**Goal of the exercise**
Going through the entries below, copy out each line that contains "plot".
*** Dataset content ***
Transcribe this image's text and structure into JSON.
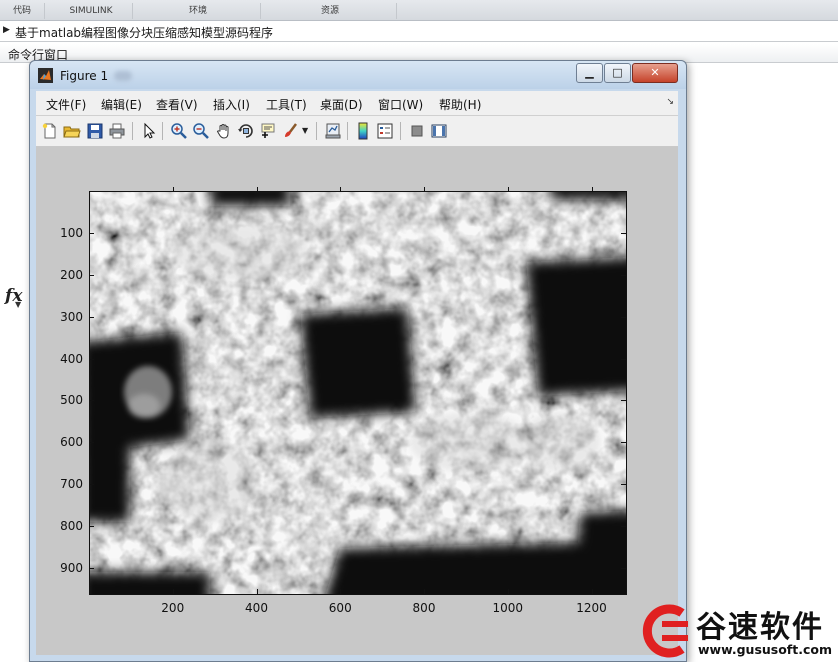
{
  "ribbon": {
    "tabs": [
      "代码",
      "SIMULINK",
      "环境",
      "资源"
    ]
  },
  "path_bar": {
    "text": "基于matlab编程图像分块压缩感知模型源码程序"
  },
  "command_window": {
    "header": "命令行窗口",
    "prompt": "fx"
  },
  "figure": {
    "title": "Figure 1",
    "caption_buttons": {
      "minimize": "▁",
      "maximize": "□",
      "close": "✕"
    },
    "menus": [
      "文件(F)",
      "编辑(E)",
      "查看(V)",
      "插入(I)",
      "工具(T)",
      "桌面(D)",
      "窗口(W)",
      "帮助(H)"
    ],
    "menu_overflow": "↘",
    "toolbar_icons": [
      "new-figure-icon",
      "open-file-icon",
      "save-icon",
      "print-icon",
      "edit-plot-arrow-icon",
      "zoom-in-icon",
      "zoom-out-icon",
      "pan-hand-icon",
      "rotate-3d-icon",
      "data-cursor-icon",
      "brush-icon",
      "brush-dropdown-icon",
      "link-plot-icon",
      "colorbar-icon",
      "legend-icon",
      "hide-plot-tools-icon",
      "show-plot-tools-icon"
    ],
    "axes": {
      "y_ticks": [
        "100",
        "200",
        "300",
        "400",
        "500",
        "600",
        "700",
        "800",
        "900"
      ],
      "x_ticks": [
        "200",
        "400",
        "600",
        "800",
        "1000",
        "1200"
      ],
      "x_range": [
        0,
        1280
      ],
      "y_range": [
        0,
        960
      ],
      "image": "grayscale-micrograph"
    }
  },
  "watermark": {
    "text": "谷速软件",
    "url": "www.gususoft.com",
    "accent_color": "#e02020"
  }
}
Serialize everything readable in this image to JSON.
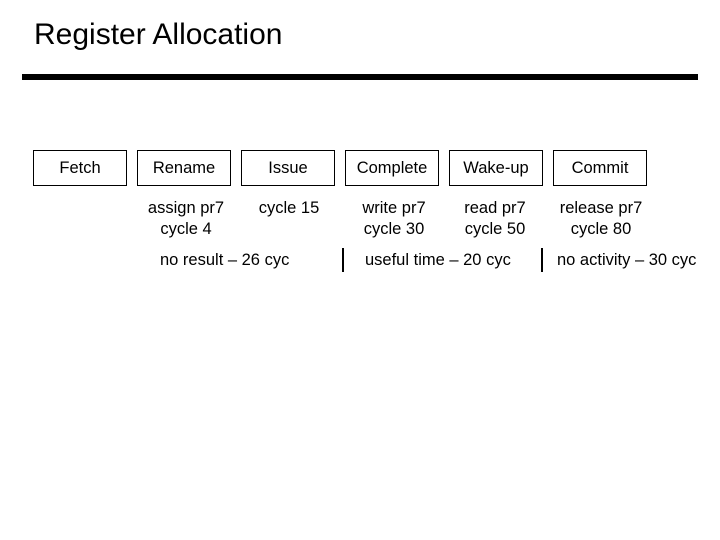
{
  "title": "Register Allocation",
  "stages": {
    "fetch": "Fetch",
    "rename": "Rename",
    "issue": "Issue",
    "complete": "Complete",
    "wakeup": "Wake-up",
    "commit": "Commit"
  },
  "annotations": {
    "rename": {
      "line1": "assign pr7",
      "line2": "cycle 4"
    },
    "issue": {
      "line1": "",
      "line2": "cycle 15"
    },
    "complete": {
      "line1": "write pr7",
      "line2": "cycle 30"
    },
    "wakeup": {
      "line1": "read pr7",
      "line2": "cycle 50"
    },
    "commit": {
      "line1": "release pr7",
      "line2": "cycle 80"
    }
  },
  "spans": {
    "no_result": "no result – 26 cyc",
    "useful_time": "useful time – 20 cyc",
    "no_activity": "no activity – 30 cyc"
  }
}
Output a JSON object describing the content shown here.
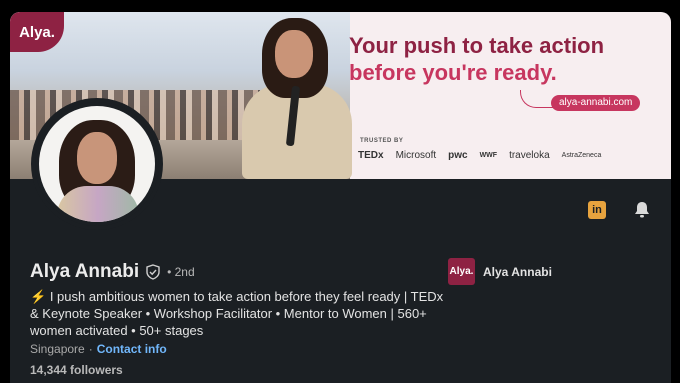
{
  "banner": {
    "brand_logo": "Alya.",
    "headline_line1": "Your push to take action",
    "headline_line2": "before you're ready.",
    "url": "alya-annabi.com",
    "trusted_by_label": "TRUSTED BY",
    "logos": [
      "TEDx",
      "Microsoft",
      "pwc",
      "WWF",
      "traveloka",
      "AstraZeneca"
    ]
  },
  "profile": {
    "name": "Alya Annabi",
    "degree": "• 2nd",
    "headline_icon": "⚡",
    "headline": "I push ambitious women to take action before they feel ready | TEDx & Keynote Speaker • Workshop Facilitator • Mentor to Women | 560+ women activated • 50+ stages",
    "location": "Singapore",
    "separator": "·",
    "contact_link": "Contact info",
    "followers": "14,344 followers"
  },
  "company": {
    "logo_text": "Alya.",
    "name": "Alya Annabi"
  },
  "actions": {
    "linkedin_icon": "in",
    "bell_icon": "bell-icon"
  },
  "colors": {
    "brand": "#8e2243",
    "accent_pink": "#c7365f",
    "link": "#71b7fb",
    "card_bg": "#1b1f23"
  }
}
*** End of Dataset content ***
**Answer**
      "edit-plot-arrow-icon",
      "link-plot-icon",
      "hide-plot-tools-icon",
      "show-plot-tools-icon"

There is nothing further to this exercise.